Want to read more?
We value our content and our journalists, so to get full access to all your local news updated 7-days-a-week – PLUS an e-edition of the Arran Banner – subscribe today for as little as 48 pence per week.
technical support? Click here
Sub-heading: And snubs poor pensioners left in the rain
By Hugh Boag
The full extent of the Arran ferry crisis was laid bare in front of the new Scottish transport minister Graeme Dey when he visited Arran last week.
New figures collated by Isle of Arran Ferry Committee (AFC) show there have been 588 cancelled sailings on the Ardrossan to Brodick route by the end of August, so it is little wonder the minister recognised confidence in the service was at an all-time low.
The number of cancelled sailings represents 17 per cent of the timetable and when time performance is added the users’ real experience of the service drops to 75 per cent which, Mr Dey was told, is not a reliable service which impacts health, family visits, supply issues and difficulty in recruiting staff to cover essential services and other businesses.
The meeting, held in the Orimidale Pavilion last Friday, was also attended by Chris Wilcock, head of ferries at Transport Scotland, Craig Hatton, chief executive of North Ayrshire, and Joe Cullinane, North Ayrshire Council (NAC) leader and Arran MSP Kenneth Gibson.
Mr Dey acknowledged the under investment in the fleet and admitted there was no magic wand to fix the issues. Delivery of the MV Glen Sannox was key for Arran and his team was actively looking for additional tonnage to provide some relief to the fleet. In response to a question around finance, it was stated that buying was more cost effective than leasing – as a long term option – but this did not limit procurement if suitable vessels were identified.
Community engagement was questioned and AFC was reassured this would be improved. The minister shared the frustrations of communities who felt their views had been dismissed. Transport Scotland confirmed this was recognised and future engagement would build on lessons learned.
Mr Dey noted concerns over why the new vessels ‘designed for the route’ required so much work at Ardrossan but also understood that regardless the infrastructure would have required significant work to upgrade and make the port fit for purpose.
Discussion also covered the uncertainty of services whilst Ardrossan upgrades were carried out and the lack of detail on design and timetables for Troon. The Ardrossan landside infrastructure plans are still being established and the community will be consulted before any final decisions are made. These will include building, passenger access, timetables and connecting services, engagement being led by both CalMac and NAC.
The loss of service due to crew hours was also raised with some suggestions submitted but the need for adequate skills and certification is specific to routes and vessels and this will be followed up including consideration of hiring staff for MV Glen Sannox early.
The minister had earlier visited the Brodick terminal, with CalMac managing director Robbie Drummond, and praised the quality of facilities and the staff.
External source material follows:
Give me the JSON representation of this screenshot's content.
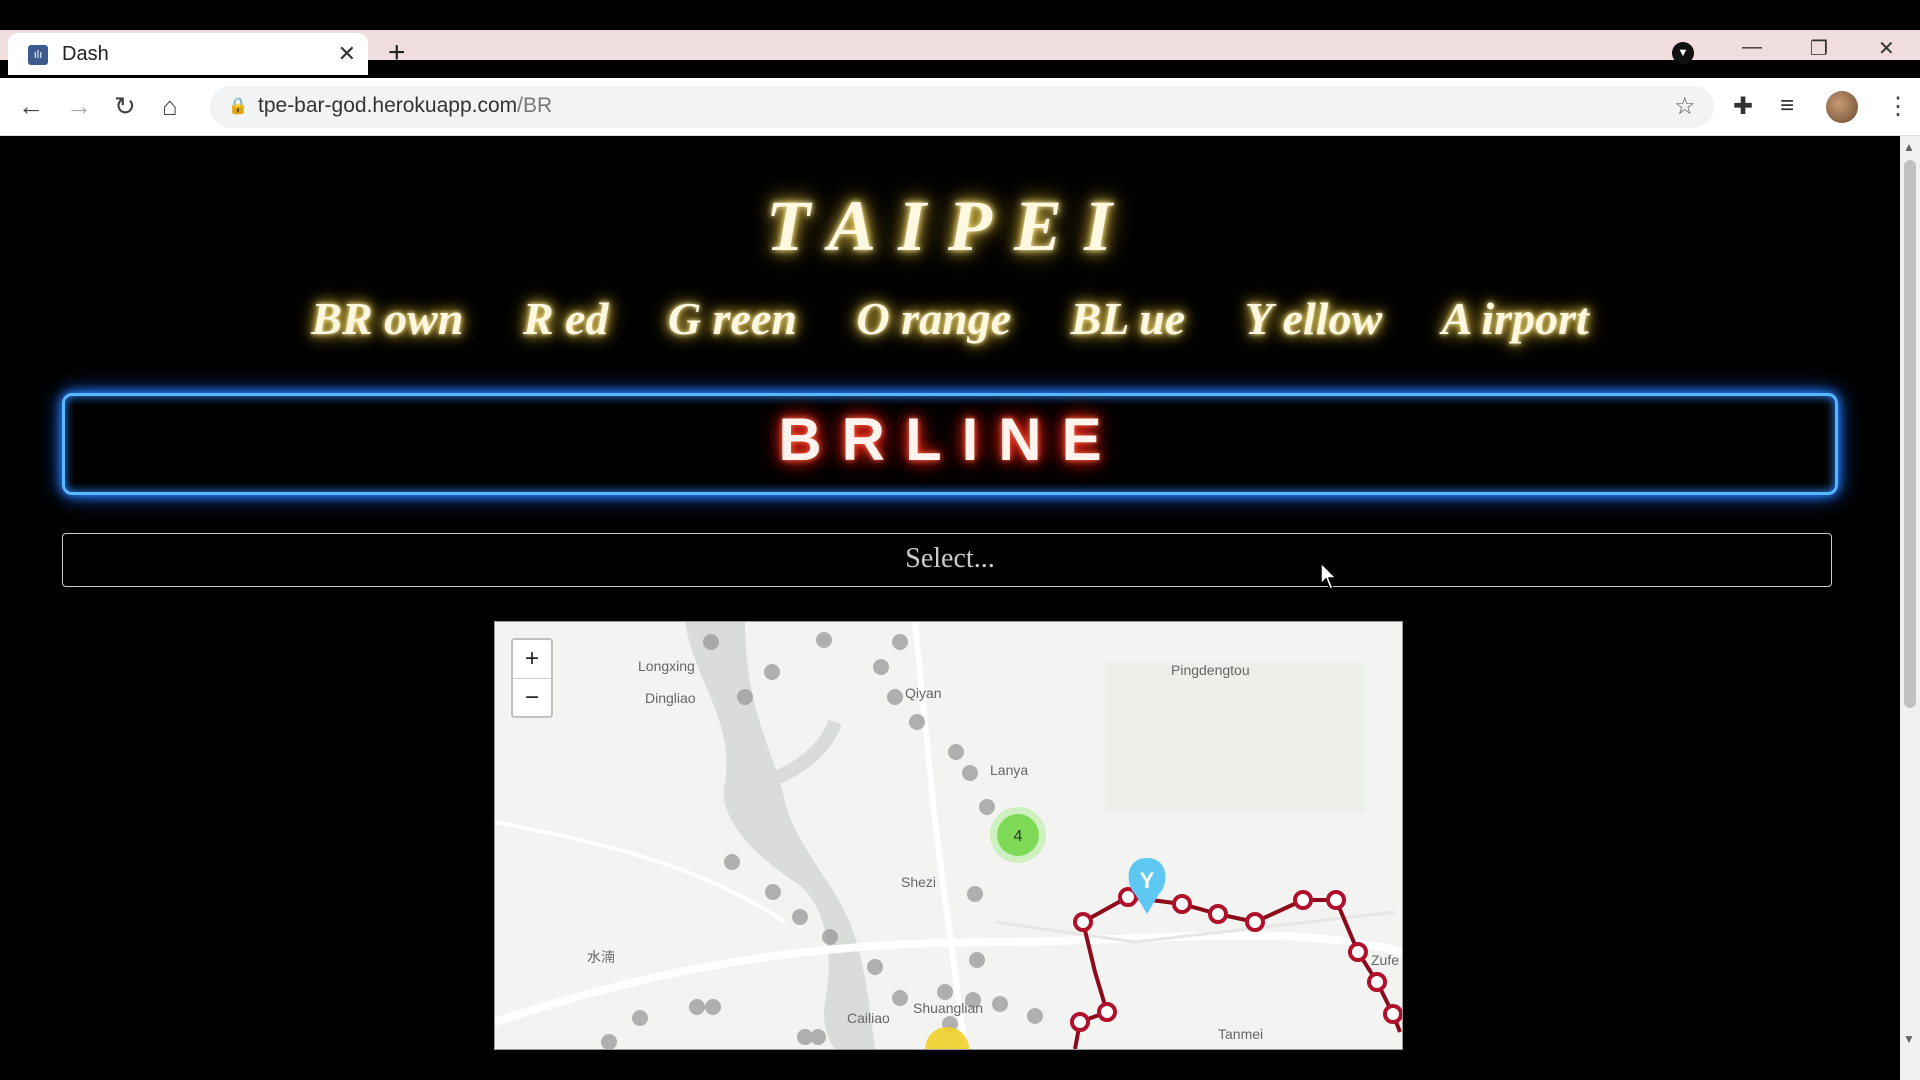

He was disappointed to hear of the verbal abuse being experienced by staff at work and when off duty. This has not been experienced anywhere else in the network and is completely unacceptable. The minister asked that anyone with a grievance direct it to the CalMac management or Scottish government, not front-line staff who are doing their best in difficult circumstances.
AFC supported this and encourages everyone to respect staff who are also residents.
Mr Dey confirmed he is asking what, if anything, could be considered to mitigate the disruption as a result of the wind direction at Brodick.
The final point was around the failure to provide toilets at Claonaig and Mr Dey is speaking with the operator to get services provided as soon as possible.
A ferry committee spokesman said: ‘All of the issues will continue to be progressed at AFC monthly meetings and the minister will receive updates through the established channels.’
After the meeting, Mr Gibson said: ‘The minister has met the IoAFC before, online, but was keen to visit Arran for a face-to-face. It was crucial for him to listen to the views of islanders, excellently put by all participants.
‘Important points were raised during what was a very positive meeting and I look forward to continuing to work with the minister, islanders, Transport Scotland, CalMac and Caledonian Maritime Assets Limited to improve the service for everyone.
‘The ferry service is a lifeline for my Arran constituents and the service must evolve and improve to be as reliable as possible.’
A Transport Scotland spokesman said: ‘We fully recognise the key role ferry services play in supporting the economic, social and cultural development of island and remote mainland communities. We continue to work to do everything we can to ensure that new vessels enter service as quickly as possible, to deliver the service improvements upon which our island communities depend. We are actively exploring opportunities for chartering additional tonnage and looking at other credible, affordable and viable options to improve resilience.’
Transport minister Graeme Dey, second right, seen here in the talks as Chris Wilcock, Head of Ferries, Transport Scotland makes a point to Kenneth Gibson and ferry committee secretary Bill Calderwood. NO_B39minister01
The peaceful protestors who were snubbed by the transport minister outside Ormidale Pavilion. See page 2 NO_B39minister02
Transport minister Graeme Dey arrives on Arran to be met by CalMac managing director Robbie Drummond. 01_B39minister04
The transport minister outside Brodick ferry terminal with Mrs Drummond and port manager Colin McCort. 01_B39minister05
Mr McCort at the ferry terminal. 01_B39minister06
Mr McCort speaking to Mr Dey and Mr Drummond in the departure lounge. 01_B39minister07
The minister and Mr Drummond inspect the pier on a dreich day on Arran. 01_B39minister08